With any beloved series, I go into the final instalment with high expectations. So did The Queen of Nothing deliver?
He will be destruction of the crown and the ruination of the throne.
Power is much easier to acquire than it is to hold onto. Jude learned this lesson when she released her control over the wicked king, Cardan, in exchange for immeasurable power.
Now as the exiled mortal Queen of Faerie, Jude is powerless and left reeling from Cardan’s betrayal. She bides her time determined to reclaim everything he took from her. Opportunity arrives in the form of her deceptive twin sister, Taryn, whose mortal life is in peril.
Jude must risk venturing back into the treacherous Faerie Court, and confront her lingering feelings for Cardan, if she wishes to save her sister. But Elfhame is not as she left it. War is brewing. As Jude slips deep within enemy lines she becomes ensnared in the conflict’s bloody politics.
And, when a dormant yet powerful curse is unleashed, panic spreads throughout the land, forcing her to choose between her ambition and her humanity. . .
If someone were to ask me to sum up my experience of reading The Queen of Nothing I would phrase it as an easy read. Now, if the same question was asked for any of the previous books then I would happily explain it in great detail. I enjoyed the conclusion to this story I have loved so much and wouldn’t have it end any other way. But there was still something missing that wasn’t missing in the past instalments.
Jude is now in the mortal world living the best she can, considering she’s not supposed to be alive. I was pleased to see that even in a different setting she is still the bloodshed character we seem to love. She finds a way to make ends meet while living with her siblings and it’s fun reading about her mortal adventures. But that quickly comes to a halt when her twin sister, Taryn, shows up.
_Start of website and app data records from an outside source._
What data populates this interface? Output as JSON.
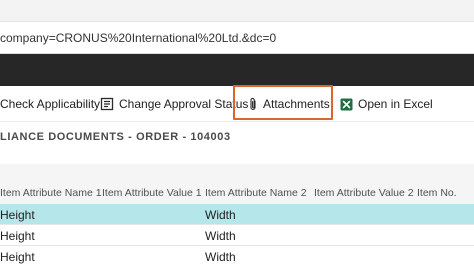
{
  "browser": {
    "url": "company=CRONUS%20International%20Ltd.&dc=0"
  },
  "actions": [
    {
      "label": "Check Applicability",
      "icon": "check-applicability-icon"
    },
    {
      "label": "Change Approval Status",
      "icon": "approval-status-icon"
    },
    {
      "label": "Attachments",
      "icon": "paperclip-icon"
    },
    {
      "label": "Open in Excel",
      "icon": "excel-icon"
    }
  ],
  "highlight_color": "#d9662f",
  "excel_green": "#1d6f42",
  "document": {
    "title": "LIANCE DOCUMENTS - ORDER - 104003"
  },
  "table": {
    "headers": [
      "Item Attribute Name 1",
      "Item Attribute Value 1",
      "Item Attribute Name 2",
      "Item Attribute Value 2",
      "Item No."
    ],
    "rows": [
      {
        "cells": [
          "Height",
          "",
          "Width",
          "",
          ""
        ],
        "selected": true
      },
      {
        "cells": [
          "Height",
          "",
          "Width",
          "",
          ""
        ],
        "selected": false
      },
      {
        "cells": [
          "Height",
          "",
          "Width",
          "",
          ""
        ],
        "selected": false
      }
    ],
    "selected_row_color": "#b4e6ea"
  }
}
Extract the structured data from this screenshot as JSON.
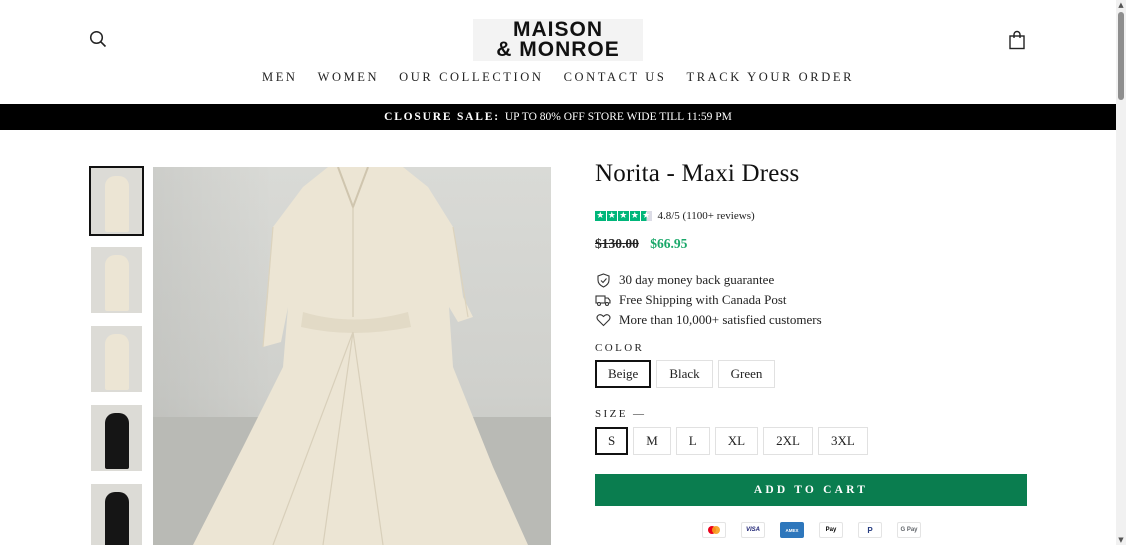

One thing leads to another and soon Jude finds herself back in Elfhame in front of her enemy — the person she can’t seem to stop loving. Readers will be happy with Jude and Cardan’s reunion, although it’s very short which made me sad. Honestly, all of their interactions felt quick. It was a shame considering their hate to love relationship has been a solid foundation in this series.
Jude and Cardan are complex characters and their relationship has always remained interesting. I could never figure out if I love or hate them since their relationship has been extremely toxic. I even had thoughts of a different ending for them than the one we get. In The Queen of Nothing it is clear that the two have grown from their first interaction, though. I think seeing their vulnerabilities in a clear light helped sway me to wish the best for their outcome.
Once Jude is back in Elfhame the action comes fast and doesn’t stop until the final page. She is forced to confront all of the things in her life that has shaped who she is. From the battlefield to giving advice to her sister’s girlfriend, Jude tackles everything with her heart on her sleeve. I think this was my favorite aspect of The Queen of Nothing. She truly comes full circle.
Even with all of the twists and turns that one can expect in a world full of faeries, this book felt anticlimactic, especially after the masterpiece that was The Wicked King.
Holly Black is a master at writing compelling stories and bringing readers into an intriguing world through her writing. The Queen of Nothing is no different because her storytelling is still brilliant. I think the downfall is the fact that it was so short. If we got even 100 more pages, I really believe this could’ve been the best book in the series.
Overall, I enjoyed The Queen of Nothing. Like I said, it was an easy read and I was happy to be reunited with characters I have grown to love, despite their flaws. There is a fair share of action and political intrigue to please readers. Most will be happily satisfied with Jude and Cardan’s ending, too! I’ll always recommend this series to anyone who needs some epic fantasy storytelling in their life!